You know how problems with your partner seem impossible to solve, but then some friend comes along and tells you to just DTMFA or whatever and then you say, "I would if I could, but I'm married to the biggest Rubik's Cube I've ever wanted to fuck in my life, and I just can't end it until I make all the sides the same color, okay!"
Or like when your partner clearly has some annoying trait that nobody else can put up with, but when someone asks how you put up with it you say, "That's just so-and-so, I guess it's not really that big of a deal to me?"
That distance—the distance between what your relationship feels like on the inside and what it looks like to the outside observer—is the space Jac Jemc productively exploits to some mighty frightful ends in her new novel, The Grip of It.
The story begins with a young married couple—Julie and James—buying a house in a sleepy-seeming ocean-view suburb. James has a serious gambling problem, and they're hoping a move out to the provinces will keep him away from the casinos.
The house is cheap and available, but it constantly makes a noise that sounds "ancient," "glottal," "resonant," and "husky and rasping, but underwater." But they buy the house anyway because maybe the sound will go away?
It doesn't. In fact, it gets more glottal and ancient-sounding and pitches higher and higher.
Very early on it becomes clear that the noise and the house's subsequent hauntings serve as metaphors for the problems Julie and James don't directly confront in their relationship. Secret rooms open up in the house but then appear closed upon further inspection. (What are you hiding from me, lover?!) Julie can't read the words James writes on the walls, though she reads everything else incredibly well. (We're having communications issues!) All the grass in the yard dies at once. (The spark is gone!) All the spooky shit that happens is just on the edge of scary, just on the edge of believable, which makes it all the more terrifying.

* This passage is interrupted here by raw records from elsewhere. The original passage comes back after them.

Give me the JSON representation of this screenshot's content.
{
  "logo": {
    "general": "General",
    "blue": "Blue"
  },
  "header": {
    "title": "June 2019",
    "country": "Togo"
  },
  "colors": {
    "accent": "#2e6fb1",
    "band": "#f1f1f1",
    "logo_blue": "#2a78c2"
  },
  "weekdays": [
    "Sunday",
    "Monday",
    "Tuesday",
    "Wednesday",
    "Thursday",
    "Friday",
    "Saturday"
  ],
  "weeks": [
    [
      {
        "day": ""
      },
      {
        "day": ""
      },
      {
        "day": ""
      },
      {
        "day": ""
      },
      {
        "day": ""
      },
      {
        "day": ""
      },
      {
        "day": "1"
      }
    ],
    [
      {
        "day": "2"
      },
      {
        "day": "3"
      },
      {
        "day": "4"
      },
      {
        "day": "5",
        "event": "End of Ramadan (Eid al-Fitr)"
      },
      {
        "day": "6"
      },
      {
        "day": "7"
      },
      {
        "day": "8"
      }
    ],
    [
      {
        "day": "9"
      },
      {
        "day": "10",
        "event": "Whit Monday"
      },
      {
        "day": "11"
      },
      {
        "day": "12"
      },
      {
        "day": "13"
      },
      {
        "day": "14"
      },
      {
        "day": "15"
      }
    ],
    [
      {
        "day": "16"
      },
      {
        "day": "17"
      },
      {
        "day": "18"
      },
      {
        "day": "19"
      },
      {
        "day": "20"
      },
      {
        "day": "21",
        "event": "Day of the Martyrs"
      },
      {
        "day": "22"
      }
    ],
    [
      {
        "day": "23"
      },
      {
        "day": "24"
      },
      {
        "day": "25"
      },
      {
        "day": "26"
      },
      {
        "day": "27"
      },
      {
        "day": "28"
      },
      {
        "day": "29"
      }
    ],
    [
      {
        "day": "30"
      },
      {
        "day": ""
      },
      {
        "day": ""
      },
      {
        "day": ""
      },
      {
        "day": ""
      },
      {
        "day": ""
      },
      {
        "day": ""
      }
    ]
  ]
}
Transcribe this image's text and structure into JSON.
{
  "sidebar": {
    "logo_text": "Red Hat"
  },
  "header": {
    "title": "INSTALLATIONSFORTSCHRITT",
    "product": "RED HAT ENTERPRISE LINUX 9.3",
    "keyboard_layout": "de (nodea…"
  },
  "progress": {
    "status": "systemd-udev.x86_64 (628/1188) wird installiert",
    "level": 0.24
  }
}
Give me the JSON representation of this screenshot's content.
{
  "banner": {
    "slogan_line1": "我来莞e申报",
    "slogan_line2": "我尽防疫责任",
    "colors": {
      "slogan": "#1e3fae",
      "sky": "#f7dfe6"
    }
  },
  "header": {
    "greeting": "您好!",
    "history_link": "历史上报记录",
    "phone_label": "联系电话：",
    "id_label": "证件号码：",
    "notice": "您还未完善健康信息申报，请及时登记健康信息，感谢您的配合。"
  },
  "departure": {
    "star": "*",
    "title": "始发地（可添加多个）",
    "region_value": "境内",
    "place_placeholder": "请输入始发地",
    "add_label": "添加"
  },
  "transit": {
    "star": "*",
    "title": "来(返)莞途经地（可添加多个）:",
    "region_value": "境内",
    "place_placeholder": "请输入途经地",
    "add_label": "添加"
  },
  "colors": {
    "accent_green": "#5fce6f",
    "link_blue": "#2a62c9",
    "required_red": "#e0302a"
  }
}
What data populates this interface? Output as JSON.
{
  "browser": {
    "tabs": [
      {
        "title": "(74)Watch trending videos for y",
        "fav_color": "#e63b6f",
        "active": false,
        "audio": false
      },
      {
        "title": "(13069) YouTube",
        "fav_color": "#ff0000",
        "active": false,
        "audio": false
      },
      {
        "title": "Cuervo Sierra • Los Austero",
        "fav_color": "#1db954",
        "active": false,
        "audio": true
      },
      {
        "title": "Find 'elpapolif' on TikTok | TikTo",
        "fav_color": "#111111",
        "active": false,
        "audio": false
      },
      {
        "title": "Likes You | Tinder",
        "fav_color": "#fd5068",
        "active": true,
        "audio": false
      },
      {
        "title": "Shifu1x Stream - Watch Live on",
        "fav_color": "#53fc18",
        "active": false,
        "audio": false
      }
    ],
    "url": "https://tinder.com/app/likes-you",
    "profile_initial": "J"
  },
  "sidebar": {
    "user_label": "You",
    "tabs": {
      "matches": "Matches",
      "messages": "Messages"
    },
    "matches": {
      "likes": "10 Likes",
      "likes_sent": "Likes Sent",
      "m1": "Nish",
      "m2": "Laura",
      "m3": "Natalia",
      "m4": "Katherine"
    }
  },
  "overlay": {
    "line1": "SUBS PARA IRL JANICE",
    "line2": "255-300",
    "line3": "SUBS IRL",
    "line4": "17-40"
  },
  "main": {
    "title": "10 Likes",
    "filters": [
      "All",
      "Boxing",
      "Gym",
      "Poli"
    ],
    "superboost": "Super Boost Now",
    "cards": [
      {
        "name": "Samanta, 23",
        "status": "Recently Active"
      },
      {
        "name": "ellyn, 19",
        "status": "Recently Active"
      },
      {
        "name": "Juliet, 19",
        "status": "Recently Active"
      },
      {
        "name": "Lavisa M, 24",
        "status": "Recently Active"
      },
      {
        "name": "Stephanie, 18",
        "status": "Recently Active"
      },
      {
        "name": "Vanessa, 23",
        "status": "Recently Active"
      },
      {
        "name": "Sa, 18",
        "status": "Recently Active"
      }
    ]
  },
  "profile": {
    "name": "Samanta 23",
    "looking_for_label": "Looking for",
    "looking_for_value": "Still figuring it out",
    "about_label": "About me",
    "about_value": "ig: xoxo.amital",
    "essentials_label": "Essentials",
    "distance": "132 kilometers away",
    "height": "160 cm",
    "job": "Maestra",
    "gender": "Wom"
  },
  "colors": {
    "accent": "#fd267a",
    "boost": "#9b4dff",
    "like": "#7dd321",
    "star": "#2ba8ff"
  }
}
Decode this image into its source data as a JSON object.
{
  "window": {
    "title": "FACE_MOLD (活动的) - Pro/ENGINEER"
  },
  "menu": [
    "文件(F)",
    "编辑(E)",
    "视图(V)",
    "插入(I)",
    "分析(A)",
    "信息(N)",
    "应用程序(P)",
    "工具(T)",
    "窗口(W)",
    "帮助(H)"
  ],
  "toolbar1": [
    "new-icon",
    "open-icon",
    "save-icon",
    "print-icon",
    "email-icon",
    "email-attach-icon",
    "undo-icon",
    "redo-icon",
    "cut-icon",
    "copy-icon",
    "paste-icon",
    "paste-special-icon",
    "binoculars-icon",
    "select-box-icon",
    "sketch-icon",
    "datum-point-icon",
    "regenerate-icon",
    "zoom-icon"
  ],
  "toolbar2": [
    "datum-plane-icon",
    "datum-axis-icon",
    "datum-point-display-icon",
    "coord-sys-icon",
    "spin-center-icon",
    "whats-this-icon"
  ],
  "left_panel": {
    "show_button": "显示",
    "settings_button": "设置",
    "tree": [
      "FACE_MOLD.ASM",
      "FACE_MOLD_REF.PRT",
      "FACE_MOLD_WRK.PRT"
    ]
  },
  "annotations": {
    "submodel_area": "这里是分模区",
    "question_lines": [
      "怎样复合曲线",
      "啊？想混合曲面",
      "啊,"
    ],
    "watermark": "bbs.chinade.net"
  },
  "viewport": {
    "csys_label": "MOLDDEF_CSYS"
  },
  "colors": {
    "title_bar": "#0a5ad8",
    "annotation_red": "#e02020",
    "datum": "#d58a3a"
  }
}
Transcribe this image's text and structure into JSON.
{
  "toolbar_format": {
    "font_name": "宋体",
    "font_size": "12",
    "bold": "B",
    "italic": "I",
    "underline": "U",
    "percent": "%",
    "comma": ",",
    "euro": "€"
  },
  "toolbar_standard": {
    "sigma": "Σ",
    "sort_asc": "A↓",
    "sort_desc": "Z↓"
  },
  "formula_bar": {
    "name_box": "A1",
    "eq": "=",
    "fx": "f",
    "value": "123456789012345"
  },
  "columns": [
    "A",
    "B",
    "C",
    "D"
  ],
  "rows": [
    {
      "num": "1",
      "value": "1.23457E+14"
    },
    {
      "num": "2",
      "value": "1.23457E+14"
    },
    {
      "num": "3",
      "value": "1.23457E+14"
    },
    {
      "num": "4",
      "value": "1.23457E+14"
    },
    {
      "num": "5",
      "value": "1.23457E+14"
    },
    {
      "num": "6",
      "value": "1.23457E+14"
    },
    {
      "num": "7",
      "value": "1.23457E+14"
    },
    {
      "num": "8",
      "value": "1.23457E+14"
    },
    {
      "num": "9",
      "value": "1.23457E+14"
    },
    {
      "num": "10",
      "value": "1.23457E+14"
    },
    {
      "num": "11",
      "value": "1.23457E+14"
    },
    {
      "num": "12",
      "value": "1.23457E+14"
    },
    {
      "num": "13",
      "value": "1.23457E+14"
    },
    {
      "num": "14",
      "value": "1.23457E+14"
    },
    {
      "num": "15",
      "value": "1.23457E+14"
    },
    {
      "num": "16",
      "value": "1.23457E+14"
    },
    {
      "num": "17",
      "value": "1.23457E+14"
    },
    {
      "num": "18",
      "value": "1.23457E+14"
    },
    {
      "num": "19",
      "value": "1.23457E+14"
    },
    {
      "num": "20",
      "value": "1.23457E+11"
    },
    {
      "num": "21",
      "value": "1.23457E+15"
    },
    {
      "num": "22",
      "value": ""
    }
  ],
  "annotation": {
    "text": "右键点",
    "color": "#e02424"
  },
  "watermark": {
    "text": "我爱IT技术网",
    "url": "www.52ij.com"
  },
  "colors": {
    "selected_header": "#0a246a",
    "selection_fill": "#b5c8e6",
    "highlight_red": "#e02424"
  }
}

About halfway through the novel I was like, "Okay, I GET IT. No one can never truly know another person—and that's WEIRD. And it's especially weird in the age of social media, when people willingly show you what they eat and drink every hour, and yet somehow knowing all that information—that data—about people makes them feel even more distant." Or, as Jemc puts it, "How being completely open with your opinions and feelings can strip away intimacy, honesty traded for privacy."
Though the novel just kept hammering away at that underlying premise, and though the characters felt flat, I still kept reading. The chapters, which are about two pages long on average, were just so brief and punchy that turning the page didn't seem like such a big risk. The sentences were quick, direct, and only occasionally decorated by the odd lyrical flourish. Their urgency drove me down the page and onto the next one.
Another interesting thing about the chapters is that the POV regularly alternates between the perspectives of the two main characters, which highlights the way gender frames their experiences.
James exhibits traits traditionally associated with men. He starts nearly every sentence with the word "I," for instance, and he's constantly trying to find the "logical" solution to the problem. Though Julie is logical too, she trusts her intuition more and seems more receptive to accepting the paranormal stuff on its own terms. Jemc creates great and real drama by alternating the perspectives in this way: When bruises start showing up on Julie's body, the whole inside-the-relationship vs outside-the-relationship tension nearly snaps the book's spine in half.
Anyway, if you love books that freak you out and make you think deeply about the state of your own romantic relationships, then you'll want to hear Jemc read from this book at Elliott Bay Books this Wednesday, Aug. 9. She's reading with Tara Atkinson, who I hear has new story that will rip your heart in half. If you go, which you should, bring some armor.